Friday, October 27, 2006

Friday Beer Blogging: Foam Edition

Everyone likes a little head once in a while, so today we take a look at beer foam.

Information contained in this post was gathered from the article by Wolfgang Kunze here.

Foam occurs on dispensing the beer as a result of the formation of CO2 bubbles released by the reduction in pressure. The C02 bubbles collect surface active materials as they rise.

These surface active substances have a low surface tension, this means that within limits they can increase their surface area and also, after the bubbles have risen, they form an elastic skin around the gas bubble.

The greater the amount of dissolved C02 the more foam is formed. But foam formation is not the same as foam stability. Foam is only stable in the presence of these surface active substances.

No stable foam can be formed in a glass of mineral water since there are none of these substances present there. Thus one must always distinguish between foam formation and foam stability. It is the stability which is most important.

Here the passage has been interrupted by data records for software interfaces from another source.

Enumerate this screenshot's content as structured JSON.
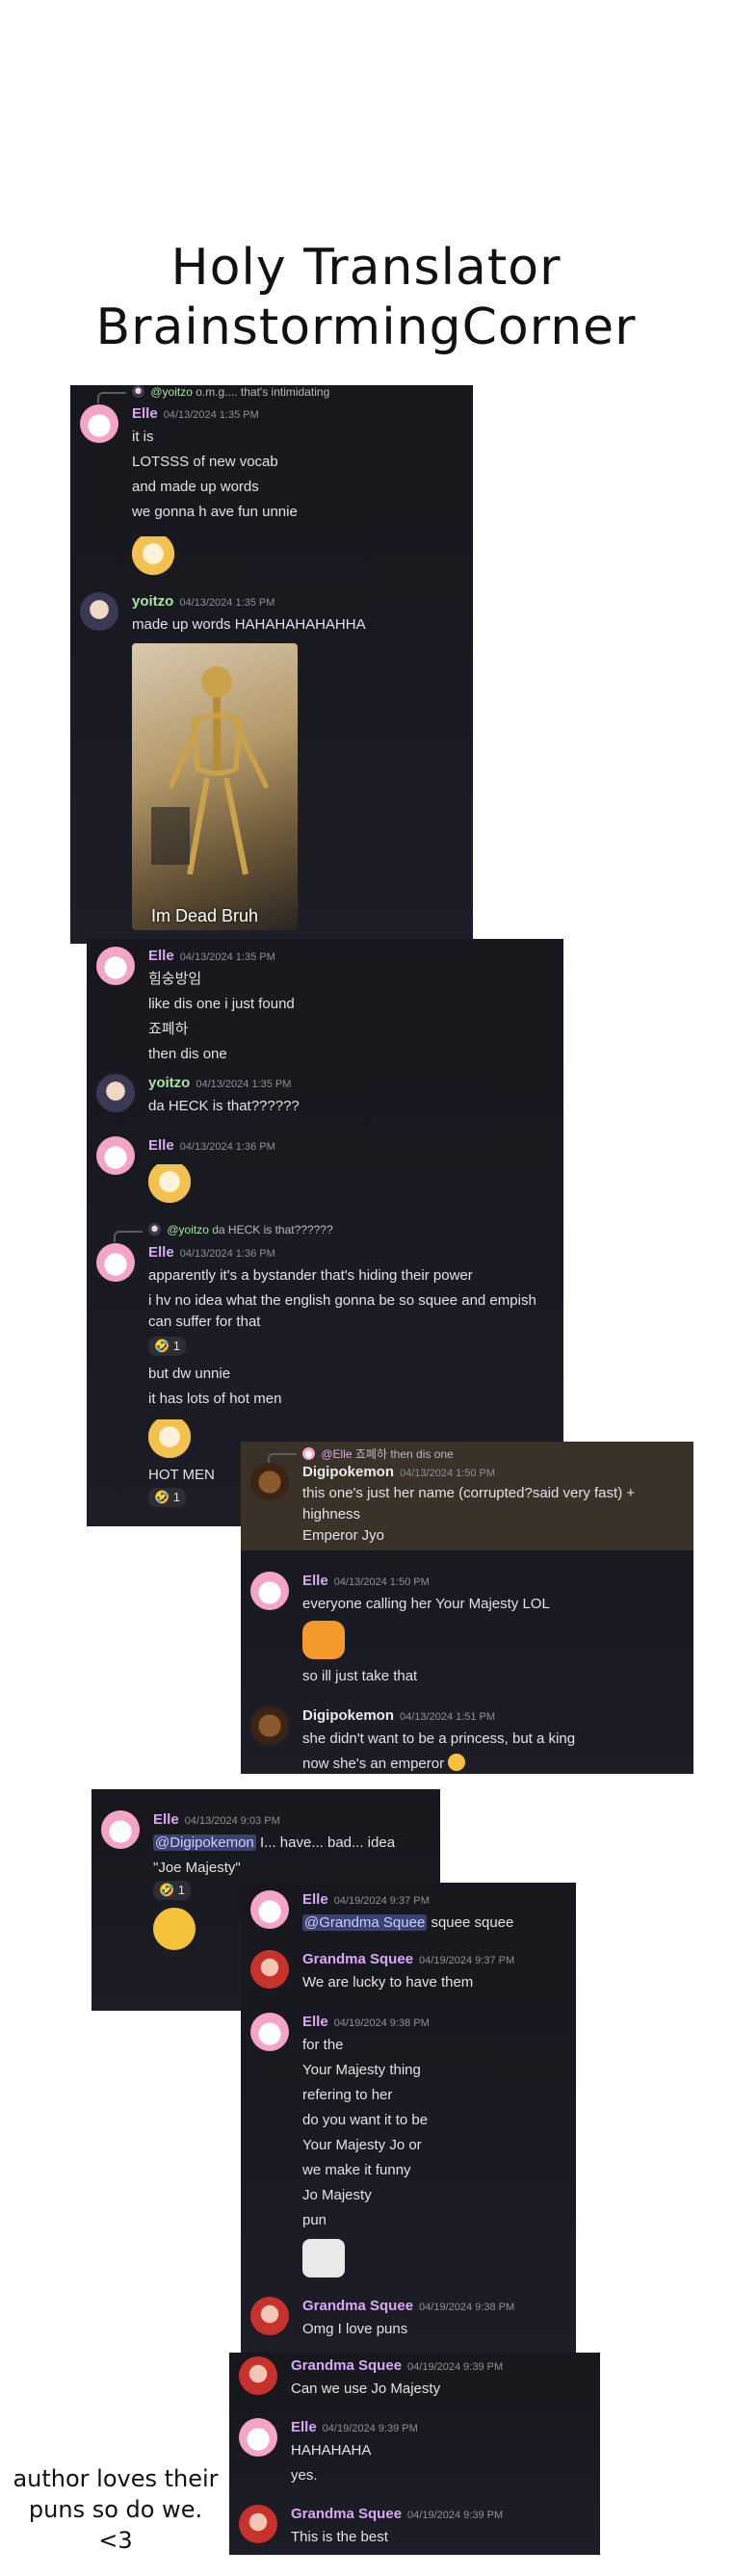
{
  "title": {
    "line1": "Holy Translator",
    "line2": "BrainstormingCorner"
  },
  "panel1": {
    "reply": {
      "author": "@yoitzo",
      "text": "o.m.g.... that's intimidating"
    },
    "messages": [
      {
        "name": "Elle",
        "time": "04/13/2024 1:35 PM",
        "lines": [
          "it is",
          "LOTSSS of new vocab",
          "and made up words",
          "we gonna h ave fun unnie"
        ]
      },
      {
        "name": "yoitzo",
        "time": "04/13/2024 1:35 PM",
        "lines": [
          "made up words HAHAHAHAHAHHA"
        ],
        "video_caption": "Im Dead Bruh"
      }
    ]
  },
  "panel2": {
    "messages": [
      {
        "name": "Elle",
        "time": "04/13/2024 1:35 PM",
        "lines": [
          "힘숭방임",
          "like dis one i just found",
          "죠폐하",
          "then dis one"
        ]
      },
      {
        "name": "yoitzo",
        "time": "04/13/2024 1:35 PM",
        "lines": [
          "da HECK is that??????"
        ]
      },
      {
        "name": "Elle",
        "time": "04/13/2024 1:36 PM",
        "lines": []
      },
      {
        "reply": {
          "author": "@yoitzo",
          "text": "da HECK is that??????"
        },
        "name": "Elle",
        "time": "04/13/2024 1:36 PM",
        "lines": [
          "apparently it's a bystander that's hiding their power",
          "i hv no idea what the english gonna be so squee and empish",
          "can suffer for that"
        ],
        "reaction": "🤣 1",
        "lines2": [
          "but dw unnie",
          "it has lots of hot men"
        ],
        "lines3": [
          "HOT MEN"
        ],
        "reaction2": "🤣 1"
      }
    ]
  },
  "panel3": {
    "reply": {
      "author": "@Elle",
      "text": "죠폐하 then dis one"
    },
    "messages": [
      {
        "name": "Digipokemon",
        "time": "04/13/2024 1:50 PM",
        "lines": [
          "this one's just her name (corrupted?said very fast) +",
          "highness",
          "Emperor Jyo"
        ]
      },
      {
        "name": "Elle",
        "time": "04/13/2024 1:50 PM",
        "lines": [
          "everyone calling her Your Majesty LOL"
        ],
        "lines2": [
          "so ill just take that"
        ]
      },
      {
        "name": "Digipokemon",
        "time": "04/13/2024 1:51 PM",
        "lines": [
          "she didn't want to be a princess, but a king",
          "now she's an emperor"
        ]
      }
    ]
  },
  "panel4": {
    "messages": [
      {
        "name": "Elle",
        "time": "04/13/2024 9:03 PM",
        "mention": "@Digipokemon",
        "text_after": " I... have... bad... idea",
        "lines": [
          "\"Joe Majesty\""
        ],
        "reaction": "🤣 1"
      }
    ]
  },
  "panel5": {
    "messages": [
      {
        "name": "Elle",
        "time": "04/19/2024 9:37 PM",
        "mention": "@Grandma Squee",
        "text_after": " squee squee"
      },
      {
        "name": "Grandma Squee",
        "time": "04/19/2024 9:37 PM",
        "lines": [
          "We are lucky to have them"
        ]
      },
      {
        "name": "Elle",
        "time": "04/19/2024 9:38 PM",
        "lines": [
          "for the",
          "Your Majesty thing",
          "refering to her",
          "do you want it to be",
          "Your Majesty Jo or",
          "we make it funny",
          "Jo Majesty",
          "pun"
        ]
      },
      {
        "name": "Grandma Squee",
        "time": "04/19/2024 9:38 PM",
        "lines": [
          "Omg I love puns"
        ]
      }
    ]
  },
  "panel6": {
    "messages": [
      {
        "name": "Grandma Squee",
        "time": "04/19/2024 9:39 PM",
        "lines": [
          "Can we use Jo Majesty"
        ]
      },
      {
        "name": "Elle",
        "time": "04/19/2024 9:39 PM",
        "lines": [
          "HAHAHAHA",
          "yes."
        ]
      },
      {
        "name": "Grandma Squee",
        "time": "04/19/2024 9:39 PM",
        "lines": [
          "This is the best"
        ]
      }
    ]
  },
  "footer_note": {
    "line1": "author loves their",
    "line2": "puns so do we.",
    "line3": "<3"
  },
  "colors": {
    "panel_bg": "#17171d",
    "name_purple": "#d9a8f5",
    "name_green": "#a8e6a0",
    "mention_bg": "#3c4270"
  }
}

Foam begins to collapse as soon as it is formed, but the rate of collapse is very variable. Collapse begins with the bursting and flowing back of the skins of the gas bubbles, as a result of which evaporation processes are encouraged and the foam becomes more solidified in the upper region. This makes it possible to dispense more beer into the glass after a relatively short time (after about a minute) so that the solidified foam is pushed up to form a foam crown above the glass. This cannot be obtained by using a single dispensing process.

The further solidification of the foam can be recognised by the formation of foam rings produced on the wall of the glass each time a drink is taken.

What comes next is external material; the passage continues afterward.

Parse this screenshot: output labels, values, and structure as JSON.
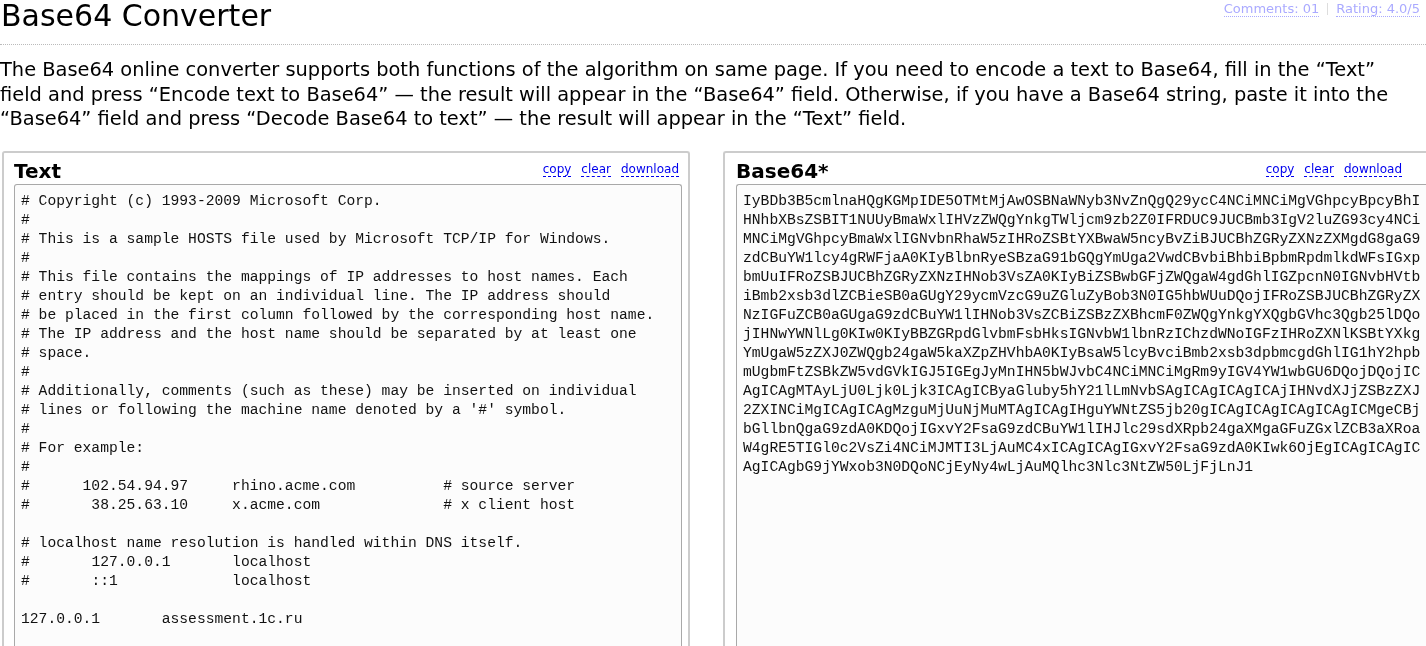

Apart from the technological factors during beer production, foam stability can be affected subsequently.

The greatest negative effect is the foam destroying effect of oils and fats which become applied to the rim of the glass as a result of food consumption and can destroy the foam in a matter of seconds. Use of clean glasses without the slightest film of fat, exchange of empty glasses with fatty rims, and use of clean polishing cloths are only a few of the conditions needed to ensure good foam stability. Even the smallest traces of fat are harmfull.

Insufficient pressure in the delivery pipes of the pub, inadequately cleaned beer pipes and unsuitable dispense tap fittings can also decrease the stability of the foam.


Marie said...

For a minute there I thought we were watching a government produced documentary. But then I remembered, it's beer blogging Friday! So, I did one, too.

Anonymous said...

Um, honey, are you really talking about beer here?????